Forgiveness is often an issue for couples dealing with relationship problems.
Forgiveness is often a powerful way to resolve and repair relationship issues and move forward towards a healthier relationship for both partners. Many times a couple cannot move forward until they have forgiven each other for past mistakes. It can be helpful if both partners recognize how they may have been perceived and promise to move forward without bringing up issues from the past. By practicing forgiveness, a couple may also be able to let go of pent up tension and anxiety.
We may imagine that forgiveness is arrived at through a logical, rational sorting-out process. But, forgiveness is not arrived at or achieved intellectually. Forgiveness is a personal, non-rational experience, and it must be solved by tailoring to the specific person’s pain. Forgiveness is the ability to let go of the past in order to move forward. Letting go of old wounds can dramatically improve our mood in the present.
Forgiveness is not “condoning.” It is not “permitting,” “allowing” or “forgetting”. Forgiveness is a conscious, deliberate choice that we make to stop holding on to hurt.
We have the choice whether to hang on to it or to let it go. We can choose to forgive them so we can gain the energy back that we have used to hold onto this painful event. It’s entirely up to us.
The act of forgiveness gives us options and allows us to live our life on a much more realistic, mature basis. If we don’t forgive, the hurt will stay down there inside us forever. Is that what we want? I don’t think so.
Where is it written that if we don’t forgive, it will make us strong? We cannot prevent hurtful things from happening to us in an imperfect world by refusing to forgive. That is not ‘strength of character’, that’s sulking and pouting. There is no connection between holding a grudge and security.

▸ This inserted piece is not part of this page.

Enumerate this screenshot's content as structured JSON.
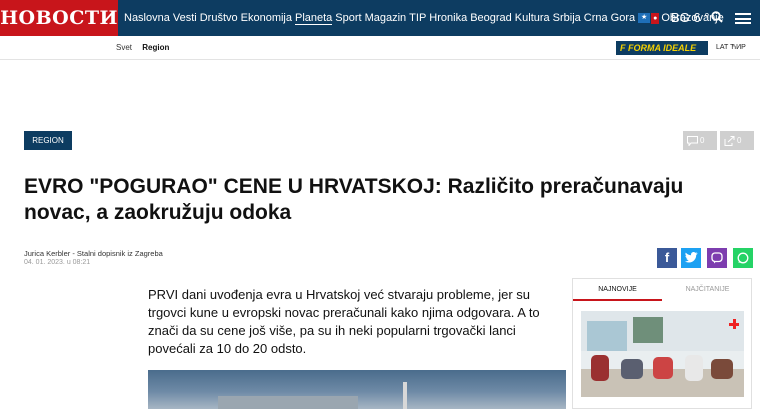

We are able to cope with hurtful things in the future as they come, just like anyone else. We don’t need to prevent them from happening. The irony is that our pain is giving rise to sadness and worry, which creates the insecurity we are trying so hard to overcompensate for!
Some people become confused about forgiveness because it sounds like we are letting go of all responsibility and allowing others to discard the rules of society. But forgiveness can complement personal responsibility. Could it be we are afraid that if we forgive them, the judge will throw our case out of court? That is absurd. There is no judge and no court, just angry people who don’t know how to relieve their own distress.
Does this dream of vindication in the unspecified future make us happy right now? Or does it merely prevent us from living our life? Our anger is pushing us to put these people first in ourself last. Life is too short for this mean, petty spitefulness. We pay a high price for reserving the right to be as cruel to them as they were to us. Forgiveness allows us to let go of the past, while we continue to make our best effort in the present.
Karmin, A. (2017). Practice Forgiveness. Psych Central. Retrieved on January 23, 2018, from https://blogs.psychcentral.com/anger/2017/10/practice-forgiveness/